sampling good bourbons while waiting for the ice to melt...
"La Grande Ile"
100 - 199
If I remember discussions of recent, below 45 degrees is a typical threshold (including manufacturer's literature) for a desire to implement cold water regulators. I have seen "cold water incidents" at 48 degrees. For me I use 50 degrees, though all of my diving is basically with cold water regs because despite summer water surface temps of 75 degrees, the thermocline is around 60 feet, and from there on down it will be in the 40's or cooler..
Last edited by rhwestfall; November 28th, 2012 at 01:28 PM.
My cold water line is around 10 degrees Celsius, 50 degrees Fahrenheit, and the coldest I dove has been 5 degrees C (41 or so F?). Doable wet but I'm thinking I'll want to move to a drysuit sometime in the future for my local diving.
Basically if I get one of those 'ice cream headaches' it's cold water to me.
45F is the number I commonly hear for regulators being at risk. Of course if you breathe hard enough issues a bit warmer may be possible. Between individual regulator design, condition and loading there's nothing absolute.
My ever growing collection of assorted ramblings on scuba topics can be read here.
No sequence of classes will make a good diver out of you, if you aren't actively diving and practicing in the meantime.
If I remember discussions of recent, below 45 degrees is a typical threshold (including manufacturer's literature) for a desire to implement cold water regulators. I have seen "cold water incidents" at 48 degrees. For me I use 50 degrees.
Agreed 100%, as I too have seen incidents of free flow in water in the high 40 degree range.
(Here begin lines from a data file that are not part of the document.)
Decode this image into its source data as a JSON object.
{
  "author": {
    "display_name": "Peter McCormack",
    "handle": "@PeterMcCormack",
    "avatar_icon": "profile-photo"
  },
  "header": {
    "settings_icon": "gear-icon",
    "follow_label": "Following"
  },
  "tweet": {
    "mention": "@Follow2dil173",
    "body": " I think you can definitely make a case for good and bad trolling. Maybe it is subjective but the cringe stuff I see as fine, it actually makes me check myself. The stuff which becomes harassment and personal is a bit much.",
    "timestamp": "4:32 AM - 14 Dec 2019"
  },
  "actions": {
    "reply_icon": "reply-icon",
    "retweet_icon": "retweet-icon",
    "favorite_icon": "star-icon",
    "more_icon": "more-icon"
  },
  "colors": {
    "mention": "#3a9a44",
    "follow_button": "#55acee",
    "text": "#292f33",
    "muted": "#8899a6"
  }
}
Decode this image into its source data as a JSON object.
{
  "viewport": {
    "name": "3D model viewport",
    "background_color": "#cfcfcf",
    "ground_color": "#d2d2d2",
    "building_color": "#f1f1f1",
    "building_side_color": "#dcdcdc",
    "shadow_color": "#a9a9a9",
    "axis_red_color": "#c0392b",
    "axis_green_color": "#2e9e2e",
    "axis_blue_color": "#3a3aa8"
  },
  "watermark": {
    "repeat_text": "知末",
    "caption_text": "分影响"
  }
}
If there is any chance that you will encounter water in the sub-50 degree fahrenheit / sub-10 degree celsius range, go for an environmentally sealed / cold water kit equipped first stage rather than a typical unequipped "tropical" first stage set up to minimize the chance of free flow due to cold water use. While I own Aqualung, US Divers and Mares regulators with environmental kits for my personal use, almost all of today's manufacturers offer a reliable, high performance regulator with cold water protection, either as a standard or optional feature.